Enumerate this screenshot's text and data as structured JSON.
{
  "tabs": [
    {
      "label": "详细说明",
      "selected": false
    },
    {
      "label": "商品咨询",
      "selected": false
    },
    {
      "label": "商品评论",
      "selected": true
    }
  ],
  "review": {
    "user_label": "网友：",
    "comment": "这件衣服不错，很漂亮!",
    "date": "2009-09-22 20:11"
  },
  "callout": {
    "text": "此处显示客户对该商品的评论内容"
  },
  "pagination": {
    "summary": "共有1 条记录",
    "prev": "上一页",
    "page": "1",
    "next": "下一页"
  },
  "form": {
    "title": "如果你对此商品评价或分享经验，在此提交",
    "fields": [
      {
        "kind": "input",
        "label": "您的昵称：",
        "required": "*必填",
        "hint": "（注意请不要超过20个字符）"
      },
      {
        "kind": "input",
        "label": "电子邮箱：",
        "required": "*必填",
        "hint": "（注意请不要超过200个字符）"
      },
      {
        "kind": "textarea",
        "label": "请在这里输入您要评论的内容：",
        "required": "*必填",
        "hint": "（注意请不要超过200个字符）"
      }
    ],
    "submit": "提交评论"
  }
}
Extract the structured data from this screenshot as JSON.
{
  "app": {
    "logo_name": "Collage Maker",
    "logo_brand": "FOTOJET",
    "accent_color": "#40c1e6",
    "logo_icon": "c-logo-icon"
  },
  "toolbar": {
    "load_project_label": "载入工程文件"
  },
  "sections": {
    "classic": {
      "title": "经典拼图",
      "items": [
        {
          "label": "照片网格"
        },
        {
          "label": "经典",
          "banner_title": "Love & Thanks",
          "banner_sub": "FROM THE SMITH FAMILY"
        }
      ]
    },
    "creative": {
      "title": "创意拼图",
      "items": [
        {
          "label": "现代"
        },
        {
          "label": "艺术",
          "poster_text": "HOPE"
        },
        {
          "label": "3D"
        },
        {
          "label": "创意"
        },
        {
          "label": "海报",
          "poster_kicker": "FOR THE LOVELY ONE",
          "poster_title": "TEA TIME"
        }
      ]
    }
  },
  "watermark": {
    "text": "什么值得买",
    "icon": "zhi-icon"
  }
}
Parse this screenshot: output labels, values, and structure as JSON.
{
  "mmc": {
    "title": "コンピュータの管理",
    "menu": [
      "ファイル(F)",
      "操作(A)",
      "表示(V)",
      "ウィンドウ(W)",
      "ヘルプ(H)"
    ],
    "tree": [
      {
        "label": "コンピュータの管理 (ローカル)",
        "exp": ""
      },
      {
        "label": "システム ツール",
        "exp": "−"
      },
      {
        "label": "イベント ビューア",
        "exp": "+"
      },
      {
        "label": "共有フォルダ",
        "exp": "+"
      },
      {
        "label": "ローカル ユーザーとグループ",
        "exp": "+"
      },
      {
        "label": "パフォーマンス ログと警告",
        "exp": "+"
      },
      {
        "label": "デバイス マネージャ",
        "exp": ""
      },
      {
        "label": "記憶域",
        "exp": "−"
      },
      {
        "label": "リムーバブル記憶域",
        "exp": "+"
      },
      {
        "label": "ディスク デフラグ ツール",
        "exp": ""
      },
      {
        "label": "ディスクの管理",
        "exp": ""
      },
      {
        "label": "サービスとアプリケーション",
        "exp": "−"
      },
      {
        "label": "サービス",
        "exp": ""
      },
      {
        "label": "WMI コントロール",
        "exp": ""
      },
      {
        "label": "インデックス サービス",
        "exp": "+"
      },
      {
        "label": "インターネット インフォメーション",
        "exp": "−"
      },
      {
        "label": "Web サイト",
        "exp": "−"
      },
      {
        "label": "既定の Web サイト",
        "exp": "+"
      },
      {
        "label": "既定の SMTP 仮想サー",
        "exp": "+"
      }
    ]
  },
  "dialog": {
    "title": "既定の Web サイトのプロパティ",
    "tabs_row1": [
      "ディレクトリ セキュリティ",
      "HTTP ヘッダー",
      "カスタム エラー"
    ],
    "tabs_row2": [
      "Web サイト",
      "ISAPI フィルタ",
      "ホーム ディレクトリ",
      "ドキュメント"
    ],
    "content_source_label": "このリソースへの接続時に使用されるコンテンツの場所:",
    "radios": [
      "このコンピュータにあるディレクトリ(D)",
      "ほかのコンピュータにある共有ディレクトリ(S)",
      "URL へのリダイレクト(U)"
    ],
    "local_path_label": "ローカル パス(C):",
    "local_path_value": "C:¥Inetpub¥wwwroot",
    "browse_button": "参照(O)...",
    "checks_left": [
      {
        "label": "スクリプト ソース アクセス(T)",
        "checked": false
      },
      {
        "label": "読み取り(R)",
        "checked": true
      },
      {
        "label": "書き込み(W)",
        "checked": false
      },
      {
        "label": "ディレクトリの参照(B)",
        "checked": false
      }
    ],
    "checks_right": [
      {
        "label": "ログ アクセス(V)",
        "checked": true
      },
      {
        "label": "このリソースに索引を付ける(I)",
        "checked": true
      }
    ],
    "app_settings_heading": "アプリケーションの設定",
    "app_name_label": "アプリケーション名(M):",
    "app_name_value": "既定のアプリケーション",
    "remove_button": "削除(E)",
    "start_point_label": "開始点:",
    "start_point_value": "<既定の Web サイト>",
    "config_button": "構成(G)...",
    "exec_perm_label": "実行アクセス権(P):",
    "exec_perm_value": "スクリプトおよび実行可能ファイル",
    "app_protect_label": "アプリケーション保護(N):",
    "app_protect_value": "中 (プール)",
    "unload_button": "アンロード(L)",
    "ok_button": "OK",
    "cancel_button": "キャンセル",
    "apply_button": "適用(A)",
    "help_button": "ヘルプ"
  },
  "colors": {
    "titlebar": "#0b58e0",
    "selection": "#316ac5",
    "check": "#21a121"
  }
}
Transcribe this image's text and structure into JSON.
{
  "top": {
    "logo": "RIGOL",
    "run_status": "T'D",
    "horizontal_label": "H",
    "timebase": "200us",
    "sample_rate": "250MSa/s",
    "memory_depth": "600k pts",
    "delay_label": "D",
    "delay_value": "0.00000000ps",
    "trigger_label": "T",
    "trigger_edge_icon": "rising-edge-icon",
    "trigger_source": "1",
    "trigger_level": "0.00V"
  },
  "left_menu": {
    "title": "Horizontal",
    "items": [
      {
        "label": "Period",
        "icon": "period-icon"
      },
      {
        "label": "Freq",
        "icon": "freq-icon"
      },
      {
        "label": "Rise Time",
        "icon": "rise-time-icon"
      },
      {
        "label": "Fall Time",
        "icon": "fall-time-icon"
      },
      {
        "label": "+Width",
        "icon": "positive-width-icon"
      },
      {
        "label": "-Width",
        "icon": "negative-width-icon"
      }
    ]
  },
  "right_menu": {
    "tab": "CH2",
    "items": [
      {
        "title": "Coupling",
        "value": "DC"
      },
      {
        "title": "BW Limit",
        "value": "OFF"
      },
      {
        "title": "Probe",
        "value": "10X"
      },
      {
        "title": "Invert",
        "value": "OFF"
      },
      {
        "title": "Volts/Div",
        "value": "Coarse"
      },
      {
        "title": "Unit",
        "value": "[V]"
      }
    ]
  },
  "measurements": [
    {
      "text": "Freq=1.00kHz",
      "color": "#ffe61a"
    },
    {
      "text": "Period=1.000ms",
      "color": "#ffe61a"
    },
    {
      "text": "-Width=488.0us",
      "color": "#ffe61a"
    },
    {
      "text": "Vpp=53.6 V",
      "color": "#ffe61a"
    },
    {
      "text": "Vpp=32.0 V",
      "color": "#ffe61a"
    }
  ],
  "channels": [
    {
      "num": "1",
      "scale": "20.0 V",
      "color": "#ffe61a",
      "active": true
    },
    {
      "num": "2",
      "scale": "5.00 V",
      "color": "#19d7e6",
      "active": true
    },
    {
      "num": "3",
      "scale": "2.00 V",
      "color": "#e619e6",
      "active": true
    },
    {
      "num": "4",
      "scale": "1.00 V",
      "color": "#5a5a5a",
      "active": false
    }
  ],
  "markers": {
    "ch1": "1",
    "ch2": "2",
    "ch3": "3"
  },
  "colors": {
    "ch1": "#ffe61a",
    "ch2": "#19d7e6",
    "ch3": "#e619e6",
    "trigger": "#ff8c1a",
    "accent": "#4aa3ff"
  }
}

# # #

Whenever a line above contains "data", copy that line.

## Solved exercise
Enumerate this screenshot's text and data as structured JSON.
Extract the structured data from this screenshot as JSON.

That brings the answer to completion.